New York City is seeking to use an overly broad ordinance against discriminatory harassment to restrict speech about illegal aliens, such as use of the word “illegal alien” to describe workers or tenants. That violates the First Amendment. Its Commission on Human Rights is targeting such speech in recent “immigration guidance.” The Commission states, “Even an employer’s single comment made in circumstances where that comment would signal discriminatory views about one’s immigration status or national origin may be enough to constitute harassment. The use of the terms “illegal alien” and “illegals,” with the intent to demean, humiliate, or offend a person or persons in the workplace, amounts to unlawful discrimination under the NYCHRL.”
That forbids speech based on its viewpoint, even though the First Amendment, above all else, was intended to prevent viewpoint-based restrictions on speech. And it’s not just employers whose speech about immigration the Commission seeks to restrict. The Commission states, “It is illegal for a person’s employer, coworkers, or housing provider such as landlords to use derogatory or offensive terms to intimidate, humiliate, or degrade people, including by using the term ‘illegal alien,’ where its use is intended to demean, humiliate, or offend another person.” It also cites tenants as an example of people whose speech is restricted.
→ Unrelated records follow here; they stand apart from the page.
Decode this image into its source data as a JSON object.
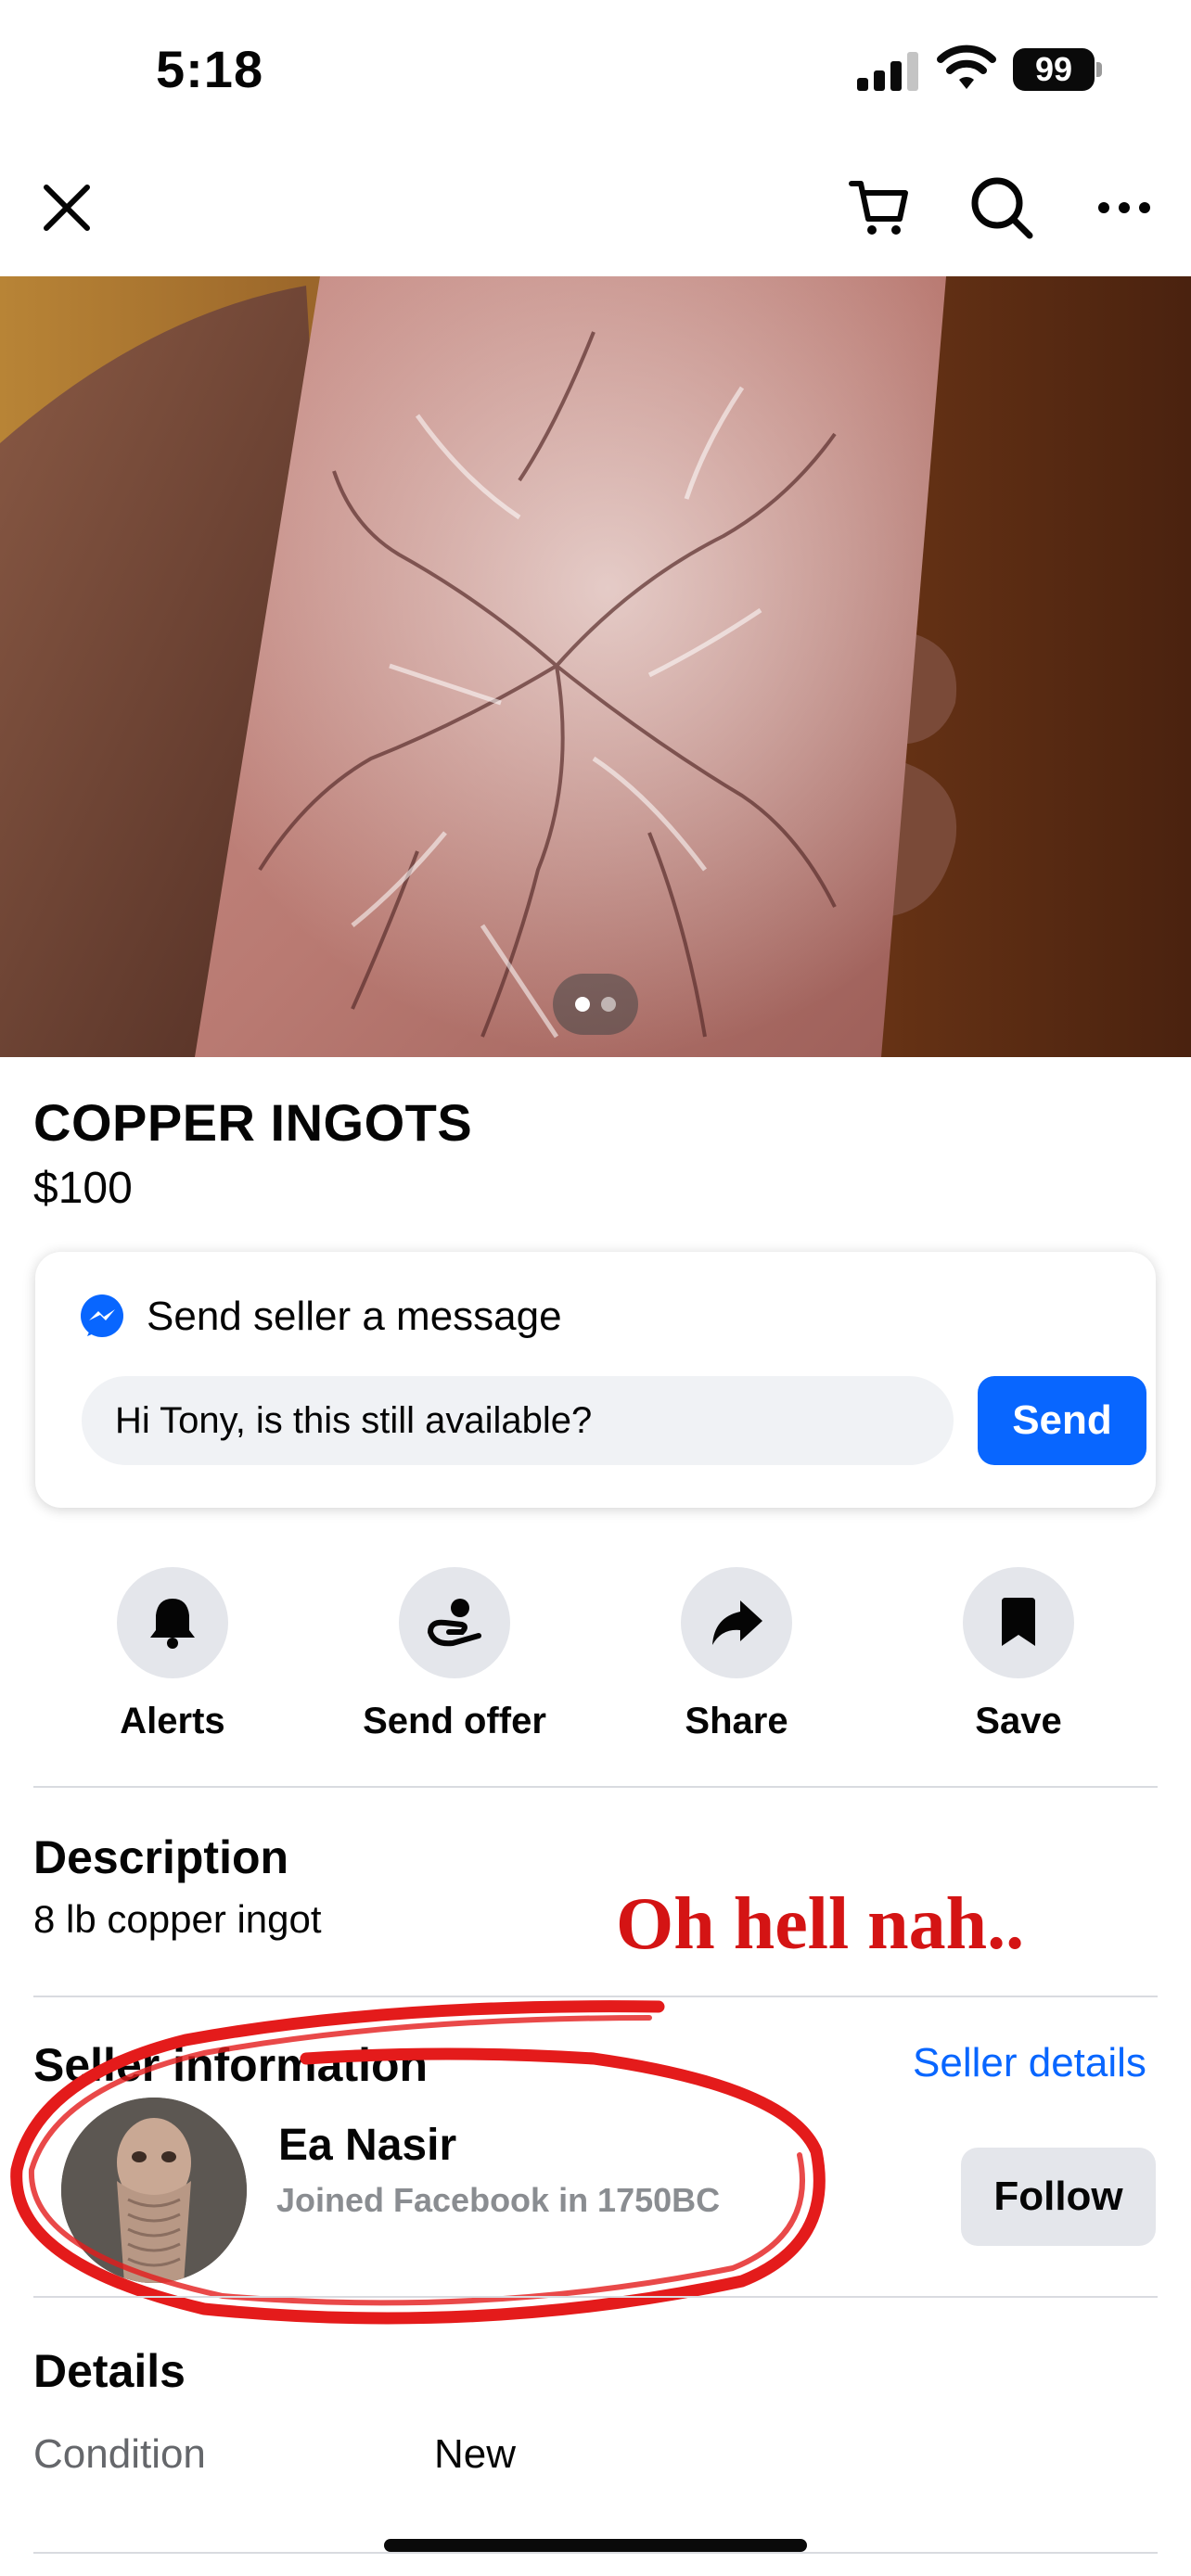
{
  "status_bar": {
    "time": "5:18",
    "battery": "99"
  },
  "nav": {
    "close_icon": "close-icon",
    "cart_icon": "cart-icon",
    "search_icon": "search-icon",
    "more_icon": "more-icon"
  },
  "listing": {
    "title": "COPPER INGOTS",
    "price": "$100",
    "photo_count": 2,
    "photo_index": 1
  },
  "message": {
    "heading": "Send seller a message",
    "input_value": "Hi Tony, is this still available?",
    "send_label": "Send"
  },
  "actions": [
    {
      "label": "Alerts",
      "icon": "bell-icon"
    },
    {
      "label": "Send offer",
      "icon": "offer-hand-icon"
    },
    {
      "label": "Share",
      "icon": "share-arrow-icon"
    },
    {
      "label": "Save",
      "icon": "bookmark-icon"
    }
  ],
  "description": {
    "heading": "Description",
    "text": "8 lb copper ingot"
  },
  "annotation": "Oh hell nah..",
  "seller": {
    "heading": "Seller information",
    "details_link": "Seller details",
    "name": "Ea Nasir",
    "joined": "Joined Facebook in 1750BC",
    "follow_label": "Follow"
  },
  "details": {
    "heading": "Details",
    "condition_label": "Condition",
    "condition_value": "New"
  },
  "colors": {
    "accent": "#0866ff",
    "annotation_red": "#d41414",
    "button_gray": "#e4e6eb"
  }
}
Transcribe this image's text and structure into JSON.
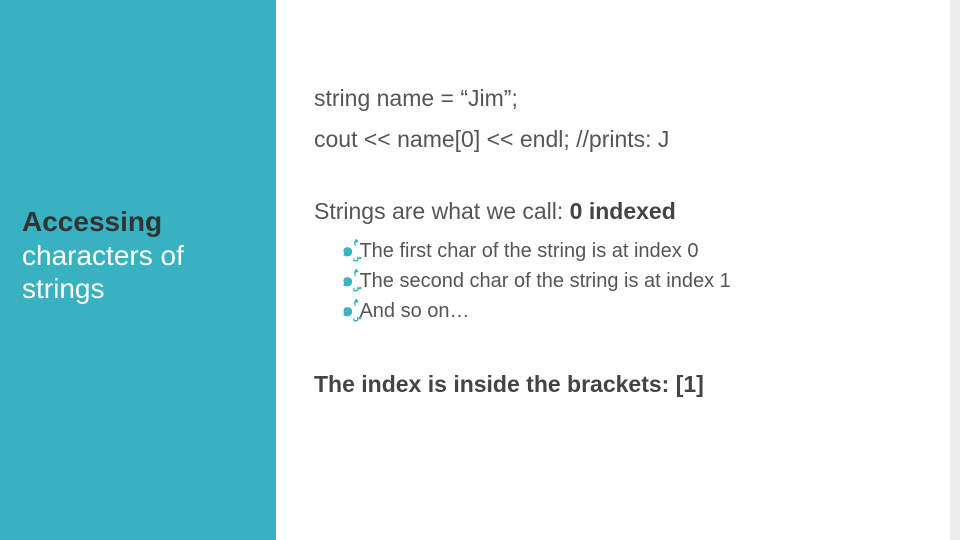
{
  "sidebar": {
    "title_bold": "Accessing",
    "title_rest_line2": "characters of",
    "title_rest_line3": "strings"
  },
  "content": {
    "code1": "string name = “Jim”;",
    "code2": "cout << name[0] << endl; //prints: J",
    "heading_pre": "Strings are what we call: ",
    "heading_bold": "0 indexed",
    "bullets": {
      "b1": "The first char of the string is at index 0",
      "b2": "The second char of the string is at index 1",
      "b3": "And so on…"
    },
    "closing": "The index is inside the brackets: [1]"
  },
  "bullet_glyph": "๑ۣۢ"
}
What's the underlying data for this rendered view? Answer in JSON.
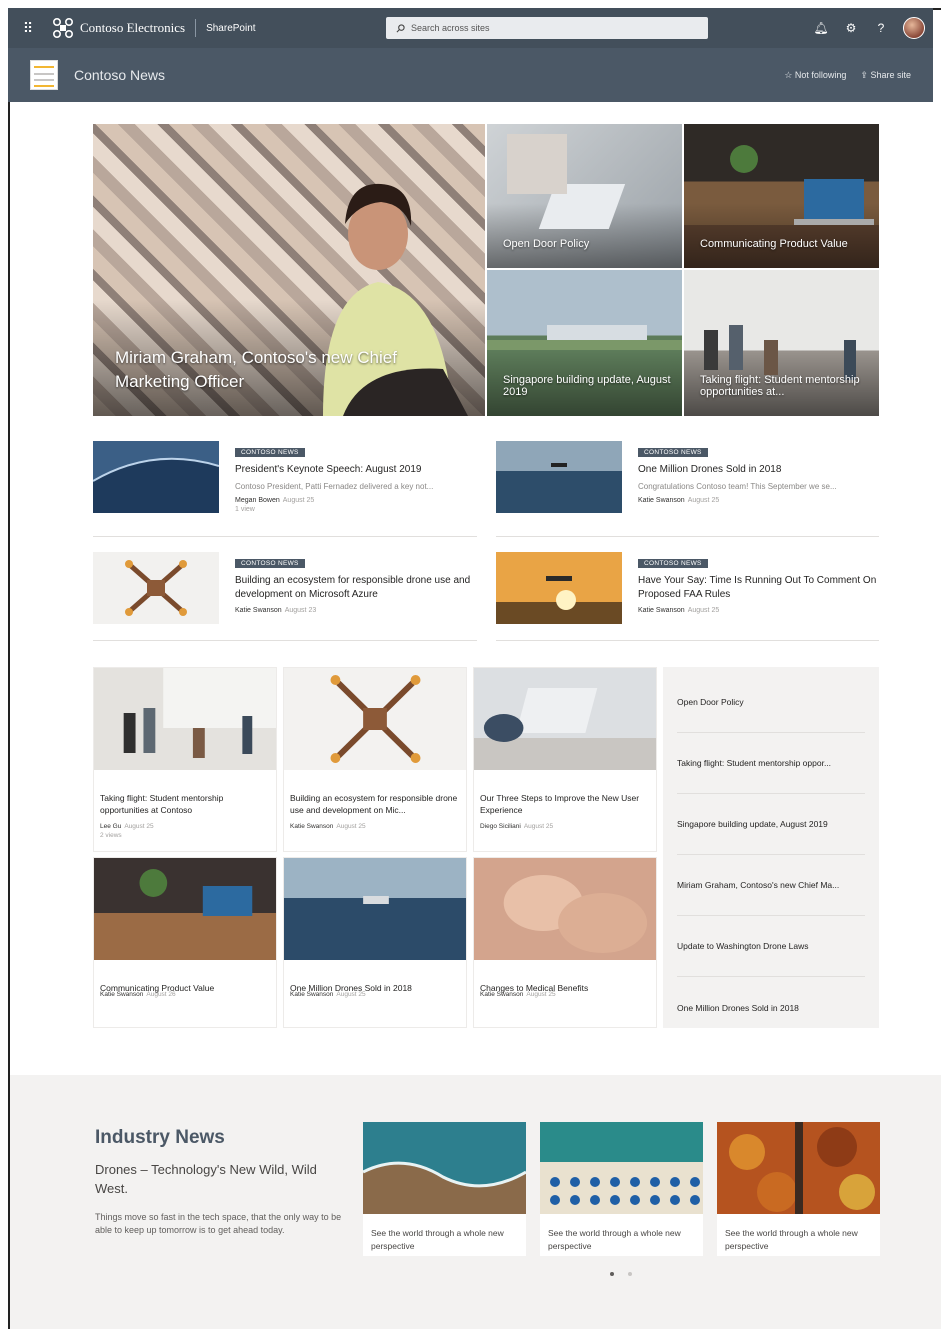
{
  "suite_bar": {
    "org_name": "Contoso Electronics",
    "app_name": "SharePoint",
    "search_placeholder": "Search across sites"
  },
  "site_header": {
    "title": "Contoso News",
    "follow_label": "Not following",
    "share_label": "Share site"
  },
  "hero": {
    "main": "Miriam Graham, Contoso's new Chief Marketing Officer",
    "tiles": [
      "Open Door Policy",
      "Communicating Product Value",
      "Singapore building update, August 2019",
      "Taking flight: Student mentorship opportunities at..."
    ]
  },
  "news": [
    {
      "badge": "CONTOSO NEWS",
      "title": "President's Keynote Speech: August 2019",
      "desc": "Contoso President, Patti Fernadez delivered a key not...",
      "author": "Megan Bowen",
      "date": "August 25",
      "views": "1 view"
    },
    {
      "badge": "CONTOSO NEWS",
      "title": "One Million Drones Sold in 2018",
      "desc": "Congratulations Contoso team! This September we se...",
      "author": "Katie Swanson",
      "date": "August 25",
      "views": ""
    },
    {
      "badge": "CONTOSO NEWS",
      "title": "Building an ecosystem for responsible drone use and development on Microsoft Azure",
      "desc": "",
      "author": "Katie Swanson",
      "date": "August 23",
      "views": ""
    },
    {
      "badge": "CONTOSO NEWS",
      "title": "Have Your Say: Time Is Running Out To Comment On Proposed FAA Rules",
      "desc": "",
      "author": "Katie Swanson",
      "date": "August 25",
      "views": ""
    }
  ],
  "cards": [
    {
      "title": "Taking flight: Student mentorship opportunities at Contoso",
      "author": "Lee Gu",
      "date": "August 25",
      "views": "2 views"
    },
    {
      "title": "Building an ecosystem for responsible drone use and development on Mic...",
      "author": "Katie Swanson",
      "date": "August 25",
      "views": ""
    },
    {
      "title": "Our Three Steps to Improve the New User Experience",
      "author": "Diego Siciliani",
      "date": "August 25",
      "views": ""
    },
    {
      "title": "Communicating Product Value",
      "author": "Katie Swanson",
      "date": "August 26",
      "views": ""
    },
    {
      "title": "One Million Drones Sold in 2018",
      "author": "Katie Swanson",
      "date": "August 25",
      "views": ""
    },
    {
      "title": "Changes to Medical Benefits",
      "author": "Katie Swanson",
      "date": "August 25",
      "views": ""
    }
  ],
  "quick_links": [
    "Open Door Policy",
    "Taking flight: Student mentorship oppor...",
    "Singapore building update, August 2019",
    "Miriam Graham, Contoso's new Chief Ma...",
    "Update to Washington Drone Laws",
    "One Million Drones Sold in 2018"
  ],
  "industry": {
    "heading": "Industry News",
    "subheading": "Drones – Technology's New Wild, Wild West.",
    "description": "Things move so fast in the tech space, that the only way to be able to keep up tomorrow is to get ahead today.",
    "cards": [
      "See the world through a whole new perspective",
      "See the world through a whole new perspective",
      "See the world through a whole new perspective"
    ]
  },
  "colors": {
    "suite_bar": "#434f5b",
    "site_header": "#4b5866",
    "badge": "#4b5866"
  }
}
The city also is trying to forbid most if not all reporting of illegal aliens to the federal government. The Commission forbids such reports if the person making the report is “motivated” by the illegal alien’s “immigration status.” But what other motive could a reporting party legitimately have? The whole reason to report an illegal alien to the federal government is precisely because of their immigration status.
Yet, the Commission bans not just the threat of reporting, but also most if not all actual reports as well. It declares: “Employer threats to call federal immigration authorities can constitute unlawful harassment under the NYCHRL when motivated, in whole or in part, by animus related to the employee’s actual or perceived immigration status….While reporting a violation of the law to the police is otherwise permitted, it is a violation of the NYCHRL when such action is taken or threats to take such action are made based solely on a discriminatory or retaliatory motive.”…………..
The Commission threatens to impose $250,000 fines in the guidance, as authorized by the City’s “human rights” ordinance. The Commission also fails to describe any real-world example or situation in which it would be legal under the ordinance to report an illegal alien to the federal government. The specter of such huge fines and no safe harbor for reporting will have a huge chilling effect on citizens, discouraging them from exercising their First Amendment right to petition federal officials to remove illegal aliens.